*** Begin section ***

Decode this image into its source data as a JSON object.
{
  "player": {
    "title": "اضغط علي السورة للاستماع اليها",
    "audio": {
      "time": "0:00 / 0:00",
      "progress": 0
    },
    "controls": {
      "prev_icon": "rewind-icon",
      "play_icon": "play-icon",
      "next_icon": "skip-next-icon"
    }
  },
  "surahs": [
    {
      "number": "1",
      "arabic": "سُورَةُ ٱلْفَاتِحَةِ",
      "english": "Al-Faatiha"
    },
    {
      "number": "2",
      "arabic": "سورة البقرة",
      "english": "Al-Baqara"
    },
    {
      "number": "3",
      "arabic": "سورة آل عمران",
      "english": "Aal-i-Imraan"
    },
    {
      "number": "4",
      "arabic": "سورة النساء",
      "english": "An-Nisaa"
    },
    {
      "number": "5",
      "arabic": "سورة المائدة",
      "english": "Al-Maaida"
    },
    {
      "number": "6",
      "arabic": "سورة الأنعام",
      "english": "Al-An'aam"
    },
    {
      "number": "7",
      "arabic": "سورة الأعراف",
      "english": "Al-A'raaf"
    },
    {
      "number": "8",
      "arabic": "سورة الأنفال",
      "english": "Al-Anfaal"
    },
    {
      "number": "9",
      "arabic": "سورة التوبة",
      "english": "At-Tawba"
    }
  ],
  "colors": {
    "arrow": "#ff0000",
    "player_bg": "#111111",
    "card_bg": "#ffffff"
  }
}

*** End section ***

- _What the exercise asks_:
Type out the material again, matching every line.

- _Output for this exercise_:
Decode this image into its source data as a JSON object.
{
  "player": {
    "title": "اضغط علي السورة للاستماع اليها",
    "audio": {
      "time": "0:00 / 0:00",
      "progress": 0
    },
    "controls": {
      "prev_icon": "rewind-icon",
      "play_icon": "play-icon",
      "next_icon": "skip-next-icon"
    }
  },
  "surahs": [
    {
      "number": "1",
      "arabic": "سُورَةُ ٱلْفَاتِحَةِ",
      "english": "Al-Faatiha"
    },
    {
      "number": "2",
      "arabic": "سورة البقرة",
      "english": "Al-Baqara"
    },
    {
      "number": "3",
      "arabic": "سورة آل عمران",
      "english": "Aal-i-Imraan"
    },
    {
      "number": "4",
      "arabic": "سورة النساء",
      "english": "An-Nisaa"
    },
    {
      "number": "5",
      "arabic": "سورة المائدة",
      "english": "Al-Maaida"
    },
    {
      "number": "6",
      "arabic": "سورة الأنعام",
      "english": "Al-An'aam"
    },
    {
      "number": "7",
      "arabic": "سورة الأعراف",
      "english": "Al-A'raaf"
    },
    {
      "number": "8",
      "arabic": "سورة الأنفال",
      "english": "Al-Anfaal"
    },
    {
      "number": "9",
      "arabic": "سورة التوبة",
      "english": "At-Tawba"
    }
  ],
  "colors": {
    "arrow": "#ff0000",
    "player_bg": "#111111",
    "card_bg": "#ffffff"
  }
}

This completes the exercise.